A growing number of teachers, education advocates, and parents are urging state education officials to cancel this year’s MCAS testing, arguing the prolonged closure of schools will likely create significant gaps in learning and could hurt test results.
More than 5,000 letters have been sent to state leaders amid the pandemic imploring them to halt the tests and suspend a state mandate for high school students to pass the math, English, and science exams to receive their diplomas, according to Citizens for Public Schools, an advocacy organization opposed to high-stakes testing, which organized the letter-writing campaign.
“It doesn’t seem like the results would be a valid measure of anything,” said Lisa Guisbond, the group’s executive director in an interview, calling the tests an unnecessary distraction. “We need to be focusing on basic needs — making sure our students are safe, have food, health care, and mental health support if they need it. High-stakes standardized testing is not among those basic needs.”
The push comes as states nationwide — from California to Florida — have announced their intent to scrap standardized testing, required under federal law, for this spring because of widespread closures spurred by the pandemic. Those moves received a huge boost last Friday when President Trump announced he would suspend federal mandates for annual standardized tests in English and math grades 3-8 and at least one grade in high school. Interested states would need to file a waiver with the US Department of Education.
But Massachusetts officials have been silent on whether they will seek a federal waiver. And if they did, state officials would also face other hurdles. Currently, state law calls for MCAS testing in grades 4, 8, and 10.
In one possible indication that a last-minute halt might be in the works, Governor Charlie Baker said on Tuesday he filed legislation to transfer MCAS decision-making from the Legislature to Education Commissioner Jeff Riley and the state Board of Elementary and Secondary Education.
Even some of the most ardent MCAS supporters say the state must provide districts with some relief.
“The MCAS is a central element of the law that has driven the state’s historic success on every measure of the national and international student achievement,” said Jamie Gass, director of education policy at Pioneer Institute, a Boston think-tank that supports high-stakes testing. “But given the serious realities of the COVID-19 pandemic, schools being closed across Massachusetts, and the logistics of testing protocols, the state should explore postponing MCAS until this national emergency has subsided and schooling in the Commonwealth resumes.”
Bob Schaeffer, interim executive director for the National Center for Fair & Open Testing, said Massachusetts is an outlier.
“It’s odd to see Massachusetts not acting at all when other states — blue, red and in between — have acted,” he said.
Schools across Massachusetts began closing two weeks ago and the remainder shut down last Monday, under orders from Baker.
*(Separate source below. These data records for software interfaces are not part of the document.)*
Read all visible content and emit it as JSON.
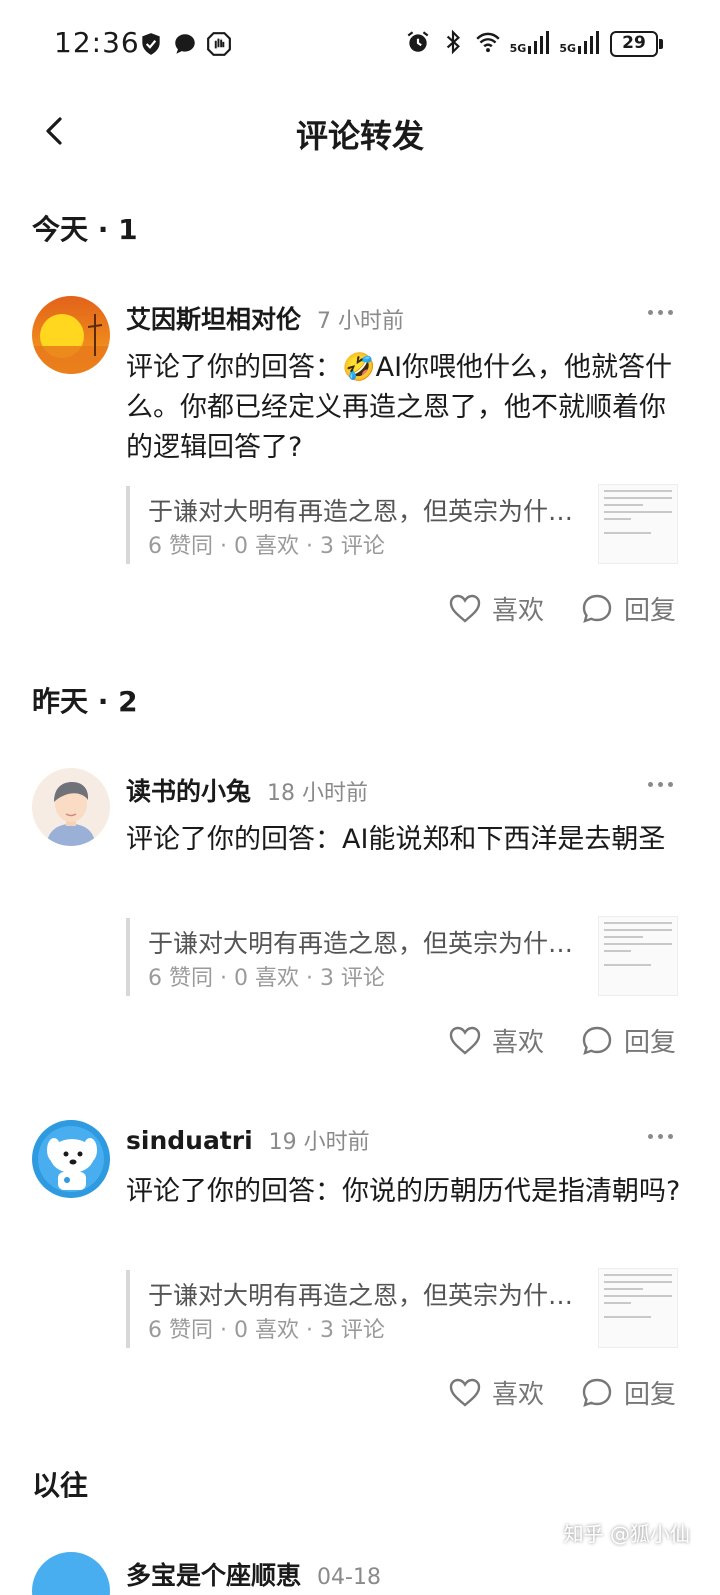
{
  "status_bar": {
    "time": "12:36",
    "battery": "29",
    "network_left": "5G",
    "network_right": "5G"
  },
  "header": {
    "title": "评论转发"
  },
  "sections": {
    "today": "今天 · 1",
    "yesterday": "昨天 · 2",
    "earlier": "以往"
  },
  "notifications": [
    {
      "username": "艾因斯坦相对伦",
      "time": "7 小时前",
      "prefix": "评论了你的回答：",
      "emoji": "🤣",
      "comment": "AI你喂他什么，他就答什么。你都已经定义再造之恩了，他不就顺着你的逻辑回答了?",
      "quote_title": "于谦对大明有再造之恩，但英宗为什么还要杀他？",
      "quote_stats": "6 赞同 · 0 喜欢 · 3 评论",
      "like_label": "喜欢",
      "reply_label": "回复"
    },
    {
      "username": "读书的小兔",
      "time": "18 小时前",
      "prefix": "评论了你的回答：",
      "comment": "AI能说郑和下西洋是去朝圣",
      "quote_title": "于谦对大明有再造之恩，但英宗为什么还要杀他？",
      "quote_stats": "6 赞同 · 0 喜欢 · 3 评论",
      "like_label": "喜欢",
      "reply_label": "回复"
    },
    {
      "username": "sinduatri",
      "time": "19 小时前",
      "prefix": "评论了你的回答：",
      "comment": "你说的历朝历代是指清朝吗?",
      "quote_title": "于谦对大明有再造之恩，但英宗为什么还要杀他？",
      "quote_stats": "6 赞同 · 0 喜欢 · 3 评论",
      "like_label": "喜欢",
      "reply_label": "回复"
    },
    {
      "username": "多宝是个座顺恵",
      "time": "04-18"
    }
  ],
  "watermark": "知乎 @狐小仙",
  "colors": {
    "text_primary": "#1a1a1a",
    "text_secondary": "#8a8a8a",
    "quote_bar": "#d8d8d8",
    "background": "#ffffff"
  }
}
The closures have upended education for nearly 1 million public school children, bringing abrupt ends to structured lessons and critical preparations for the MCAS, which was supposed to begin this month.
While districts are encouraging learning at home — distributing printed materials or providing lessons online — the quantity and rigor vary greatly. Some students also lack internet access or computers at home and parents with the know-how or time to help them out. And the emotional toll of the pandemic may prevent students from even focusing on school.
“It’s a lot to handle,” said Nivea Williams, a junior at the O’Bryant School of Math and Science in Boston and a member of the Hyde Square Task Force, a youth organization. “Students are not getting the same experience at home as they would in the classroom. I think the MCAS should be postponed.”
So far, state officials have committed only to rescheduling MCAS testing sessions for later this spring, although they say they are exploring all options.
There have been no discussions — at least publicly — about allowing the exams, which have moved largely online, to be taken at home. The state has set strict protocols for the administration of the exams at schools to prevent cheating, which would be difficult to monitor in home settings.
Some advocates say it would be asking too much of teachers and administrators to switch their attention to MCAS exams after students return to school, requiring them to catch students up on learning, refresh test-taking tips, and calm any frayed nerves about being in large groups again amid the pandemic. Schools are slated to begin opening again in two weeks and others in late April, although that could change depending on the pandemic’s course.
Merrie Najimy, president of the Massachusetts Teachers Association, said she was disappointed that MCAS testing remains on the calendar.
“It’s the wrong thing to hold onto,” she said. “Right now the emotional anxiety and trauma our families are experiencing at home as a result of the coronavirus is the first priority we should be focusing on."
Tom Scott, executive director for the Massachusetts Association of School Superintendents, said his organization favors postponing the MCAS, citing loss learning time and the emotional toll on students.
Boston Superintendent Brenda Cassellius, a former Minnesota education commissioner who is critical of standardized testing, said that if MCAS testing does take place this spring, the results should be used in a very different way.
“It would be more appropriate to use any MCAS testing this year as a guide for our educators and a means to assess potential learning loss following this period of school closure, not as an accountability measure or requirement for graduation,” she said in a statement. “The only thing I want our kids focused on right now is feeling safe and secure, connected to their friends, and engaged with their new learning platforms.”